Petra was the main reason I wanted to visit Jordan, but I had met a Jose, a Puerto Rican, on my flight from South America to Europe and he highly recommended checking out Wadi Rum in the south of the country. Only having a few short days, we decided on two days with Petra, two days in Wadi Rum and our last day a stop at the Dead Sea while on our way to the airport. Jose, my friend, I cannot thank you enough for your recommendation because Wadi Rum was the absolute highlight of my short time in Jordan. There are few places in the world as breathtaking as The Valley of the Moon.
We left our Bedouin camp outside Little Petra in the early morning, a taxi arranged for us by the camp.

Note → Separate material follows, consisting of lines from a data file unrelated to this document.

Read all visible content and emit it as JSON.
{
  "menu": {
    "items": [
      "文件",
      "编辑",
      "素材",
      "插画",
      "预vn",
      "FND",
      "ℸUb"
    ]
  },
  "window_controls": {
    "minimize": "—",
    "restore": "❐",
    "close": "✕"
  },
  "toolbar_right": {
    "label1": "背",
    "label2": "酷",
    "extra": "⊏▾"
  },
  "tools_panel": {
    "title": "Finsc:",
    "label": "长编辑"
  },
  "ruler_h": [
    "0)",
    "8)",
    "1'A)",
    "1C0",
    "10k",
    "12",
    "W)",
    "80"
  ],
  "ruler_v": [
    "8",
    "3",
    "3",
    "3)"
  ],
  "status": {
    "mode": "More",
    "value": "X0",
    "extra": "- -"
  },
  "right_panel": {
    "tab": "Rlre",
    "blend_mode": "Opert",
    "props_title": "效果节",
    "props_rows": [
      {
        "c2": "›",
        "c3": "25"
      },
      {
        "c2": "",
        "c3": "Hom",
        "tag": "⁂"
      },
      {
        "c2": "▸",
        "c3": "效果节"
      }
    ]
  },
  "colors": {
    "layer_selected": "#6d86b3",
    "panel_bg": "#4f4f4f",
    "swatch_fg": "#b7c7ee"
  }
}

The morning was a little frustrating as I found out later in the taxi that we had been brutally mislead about the cost of our back tour into Petra and what was supposed to be a shared taxi was now a private, much more expensive taxi. We were easily out over $100 each. The only unfortunate thing we discovered about Jordan is that sadly people will rip you off unabashedly left, right and centre. If traveling to Jordan, I can’t urge you enough to rent your own vehicle, especially if tight on time, as taxi rates are exorbitant and bus schedules intermittent and unreliable. And if you’re arranging any sort of tours or deals with local people, ensure you settle the price and pay up front so there is no confusion. It really put a sour note on my time in Jordan and made me feel quite bitter towards how the people were conniving and ripping us off so badly. But our journey into Wadi Rum all but made up for that and let me leave Jordan with warmth in my heart.
Feeling completely bagged, I touched down in Amman, Jordan, my first Middle Eastern country, with tired eyes and an excited and open mind. We decided last minute at the Dubai airport to skip spending a night in Amman and instead head straight to our Bedouin camp near Petra and stay there two nights instead. With a tight schedule, we only had about five days in Jordan, so we had to really pick and choose where to spend our time to maximize it. The last minute decision cost us a staggering 70 Dinar (that’s about $140 CAD) to get transport to our Petra camp from the airport. It was a 2.5 hours drive in a private taxi, our only option from the airport – surprisingly we weren’t even being scammed, these were set prices by the reputable taxi company at the airport, all prices were posted. Needless to say, it hurt my backpackers soul to pay that much. Continue reading
With some flight delays and missing baggage, our little jaunt across the country wasn’t entirely smooth, but we didn’t let that dampen our moods. Our first day ended up being a freebie because no one had their bags, and thus the warmer clothing needed for our tours, so we instead got the full tour of the Michelle Dream Cave Hotel. When Butch and Brenda first came to Turkey in 2002, they had no idea they would fall in love so quickly with this incredible country and end up buying a condo and spending their winters there. They also happened to make an amazing business contact and now life long friend, Ahmed. Before they knew it, they began making plans of purchasing land and building a cave hotel. If Cappadocia is known for anything, it’s the caves! The hillsides are peppered with caves. From hundreds to thousands of years ago, these caves were carved into the mountain sides as houses, refuges, stables and pigeon houses. Today they are used as storage for lemons (the temperature remains the same in the caves year round even with the changing seasons), but mostly – they are turned into cave hotels. Continue reading